Good work Tramlines!

Regarding disabled access, an accessible viewing platform will be available at the Main Stage, and stewards will be available on the day to help direct you. As with the whole festival, shows on the Main Stage do get extremely busy, so please do arrive early.  The disabled loo access band is for use at the Accessible Toilets only at the main stage and Devonshire Green, not the other venues.

Most venues involved in Tramlines have disabled access. Please see individual venue profile pages for full details of disabled access.  Disabled customers with a carer will be able to claim free entrance to the event for one carer. Email ku.gr1566640830o.sen1566640830ilmar1566640830t@ofn1566640830i1566640830 by 10th July to notify them in advance if you plan to attend with a carer by 10th July. No applications will be accepted after this point.
tramlines sheffield disability accessible toilets
The official charity for this year’s festival will be Sheffield Royal Society for the Blind (SRSB). As well as fundraising across the Tramlines site, they are also producing audio guides to the festival for blind and partially-sighted festival-goers.It is great to know that Tramlines are thinking about the needs of all festival goers and trying to ensure that the weekend will be enjoyable for all.  Having an illness or disability can often feel isolating and going to something like a festival seems as difficult as climbing a mountain but more and more events aren’t just fulfilling the legal responsibilities for disabled people but going above and beyond to make sure they are accessible to all.If you have specific questions and issues then do get in touch with the festival by email on ku.gr1566640830o.sen1566640830ilmar1566640830t@ofn1566640830i1566640830 – remember that even the largest of companies are run by human beings and they are there to help.

I would highly recommend giving Tramlines a visit, tickets are still available but get buying quickly as it could easily sell out!

 

See you there!

 

Sam x

 

This is not a sponsored post, I just LOVE Tramlines!
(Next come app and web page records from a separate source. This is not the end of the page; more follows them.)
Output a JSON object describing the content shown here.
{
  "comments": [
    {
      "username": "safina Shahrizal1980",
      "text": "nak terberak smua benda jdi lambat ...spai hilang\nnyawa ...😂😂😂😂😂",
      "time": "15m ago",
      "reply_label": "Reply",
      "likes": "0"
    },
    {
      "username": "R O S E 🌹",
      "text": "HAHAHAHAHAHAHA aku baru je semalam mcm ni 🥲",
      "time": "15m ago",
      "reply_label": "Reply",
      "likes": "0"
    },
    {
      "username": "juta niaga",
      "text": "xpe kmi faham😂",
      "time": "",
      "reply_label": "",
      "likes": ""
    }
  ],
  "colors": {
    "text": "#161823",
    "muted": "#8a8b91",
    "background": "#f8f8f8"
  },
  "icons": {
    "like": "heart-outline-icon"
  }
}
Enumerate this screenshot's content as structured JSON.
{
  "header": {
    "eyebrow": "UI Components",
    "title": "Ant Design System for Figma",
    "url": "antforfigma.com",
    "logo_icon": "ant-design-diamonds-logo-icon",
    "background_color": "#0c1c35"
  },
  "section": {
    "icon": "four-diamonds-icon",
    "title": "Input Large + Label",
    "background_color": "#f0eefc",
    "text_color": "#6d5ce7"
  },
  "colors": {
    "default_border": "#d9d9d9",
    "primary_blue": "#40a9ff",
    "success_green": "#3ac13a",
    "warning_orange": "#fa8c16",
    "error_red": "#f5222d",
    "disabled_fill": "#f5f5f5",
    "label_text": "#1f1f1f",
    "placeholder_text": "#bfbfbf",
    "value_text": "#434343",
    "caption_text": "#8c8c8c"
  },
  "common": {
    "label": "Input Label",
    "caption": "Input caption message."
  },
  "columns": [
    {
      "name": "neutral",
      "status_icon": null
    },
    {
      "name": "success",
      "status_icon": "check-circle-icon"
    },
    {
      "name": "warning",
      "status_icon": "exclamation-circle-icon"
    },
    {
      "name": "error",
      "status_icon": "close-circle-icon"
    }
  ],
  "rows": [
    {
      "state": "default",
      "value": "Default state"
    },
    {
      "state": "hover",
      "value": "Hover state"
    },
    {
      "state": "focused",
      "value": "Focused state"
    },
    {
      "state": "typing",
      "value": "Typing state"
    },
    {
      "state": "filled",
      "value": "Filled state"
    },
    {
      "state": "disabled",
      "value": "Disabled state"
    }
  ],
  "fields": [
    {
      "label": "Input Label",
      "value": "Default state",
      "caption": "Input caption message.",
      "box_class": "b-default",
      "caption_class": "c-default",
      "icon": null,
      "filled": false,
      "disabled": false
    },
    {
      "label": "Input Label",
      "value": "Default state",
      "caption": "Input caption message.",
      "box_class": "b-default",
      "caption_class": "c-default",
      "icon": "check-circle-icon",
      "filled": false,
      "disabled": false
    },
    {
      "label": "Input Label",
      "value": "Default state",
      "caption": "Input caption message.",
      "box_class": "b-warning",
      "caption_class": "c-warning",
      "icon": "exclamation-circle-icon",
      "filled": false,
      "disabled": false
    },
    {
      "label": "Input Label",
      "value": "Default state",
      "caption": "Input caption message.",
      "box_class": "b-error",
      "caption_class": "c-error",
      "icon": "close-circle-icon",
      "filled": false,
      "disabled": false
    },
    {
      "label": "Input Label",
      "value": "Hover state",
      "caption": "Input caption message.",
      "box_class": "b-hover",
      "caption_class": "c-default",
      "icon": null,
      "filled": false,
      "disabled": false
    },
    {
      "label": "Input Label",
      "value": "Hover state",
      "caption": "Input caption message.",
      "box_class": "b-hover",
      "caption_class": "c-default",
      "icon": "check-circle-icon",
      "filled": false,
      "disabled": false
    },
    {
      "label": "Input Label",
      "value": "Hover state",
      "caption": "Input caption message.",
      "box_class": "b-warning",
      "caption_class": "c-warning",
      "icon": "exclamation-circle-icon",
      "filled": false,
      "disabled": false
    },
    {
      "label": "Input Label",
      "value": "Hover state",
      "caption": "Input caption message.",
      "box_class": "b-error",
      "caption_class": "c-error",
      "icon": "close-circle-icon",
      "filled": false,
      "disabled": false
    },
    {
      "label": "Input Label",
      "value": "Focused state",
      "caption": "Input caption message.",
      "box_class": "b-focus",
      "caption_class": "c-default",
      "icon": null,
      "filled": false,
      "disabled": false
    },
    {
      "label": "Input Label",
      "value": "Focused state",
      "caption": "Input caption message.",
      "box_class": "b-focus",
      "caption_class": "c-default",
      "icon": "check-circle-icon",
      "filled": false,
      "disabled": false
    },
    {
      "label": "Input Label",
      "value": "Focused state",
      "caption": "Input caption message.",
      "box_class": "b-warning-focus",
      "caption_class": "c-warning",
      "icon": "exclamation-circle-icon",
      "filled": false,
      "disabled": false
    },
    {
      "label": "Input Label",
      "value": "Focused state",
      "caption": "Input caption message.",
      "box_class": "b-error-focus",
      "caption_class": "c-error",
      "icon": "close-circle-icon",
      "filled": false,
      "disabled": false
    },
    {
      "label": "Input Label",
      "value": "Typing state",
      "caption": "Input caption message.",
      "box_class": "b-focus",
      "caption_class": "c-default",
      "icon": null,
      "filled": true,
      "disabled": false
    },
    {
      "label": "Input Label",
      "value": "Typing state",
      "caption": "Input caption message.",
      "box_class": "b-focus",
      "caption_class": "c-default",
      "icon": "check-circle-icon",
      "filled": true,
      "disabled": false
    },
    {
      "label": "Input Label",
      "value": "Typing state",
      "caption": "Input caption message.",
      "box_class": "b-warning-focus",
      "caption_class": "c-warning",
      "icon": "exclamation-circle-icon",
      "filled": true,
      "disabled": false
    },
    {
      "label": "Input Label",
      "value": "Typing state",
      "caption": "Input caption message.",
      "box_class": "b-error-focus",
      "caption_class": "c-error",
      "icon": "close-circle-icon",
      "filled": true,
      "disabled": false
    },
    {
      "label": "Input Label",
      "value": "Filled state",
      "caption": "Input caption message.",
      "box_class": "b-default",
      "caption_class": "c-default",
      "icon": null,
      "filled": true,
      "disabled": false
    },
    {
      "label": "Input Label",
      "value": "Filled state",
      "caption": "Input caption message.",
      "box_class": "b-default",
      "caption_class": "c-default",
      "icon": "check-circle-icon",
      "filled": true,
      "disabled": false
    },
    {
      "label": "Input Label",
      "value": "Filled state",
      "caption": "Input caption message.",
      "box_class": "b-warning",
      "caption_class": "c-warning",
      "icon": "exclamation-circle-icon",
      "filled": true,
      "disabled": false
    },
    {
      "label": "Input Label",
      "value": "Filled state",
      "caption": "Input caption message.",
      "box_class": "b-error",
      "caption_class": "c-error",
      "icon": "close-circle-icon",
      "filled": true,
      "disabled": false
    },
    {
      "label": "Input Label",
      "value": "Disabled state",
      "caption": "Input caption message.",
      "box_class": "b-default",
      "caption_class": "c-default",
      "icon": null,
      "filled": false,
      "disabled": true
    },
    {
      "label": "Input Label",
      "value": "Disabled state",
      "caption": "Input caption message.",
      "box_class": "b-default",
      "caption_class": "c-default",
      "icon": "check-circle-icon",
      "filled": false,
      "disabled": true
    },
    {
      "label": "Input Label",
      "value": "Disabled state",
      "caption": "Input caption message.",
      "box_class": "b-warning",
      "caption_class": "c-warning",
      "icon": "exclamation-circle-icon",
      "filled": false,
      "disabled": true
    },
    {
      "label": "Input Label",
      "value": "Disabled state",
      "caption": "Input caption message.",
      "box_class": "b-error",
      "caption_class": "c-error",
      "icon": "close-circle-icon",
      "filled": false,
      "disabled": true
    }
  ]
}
My husband is involved in the running of Tramlines but I have received no remuneration for this post.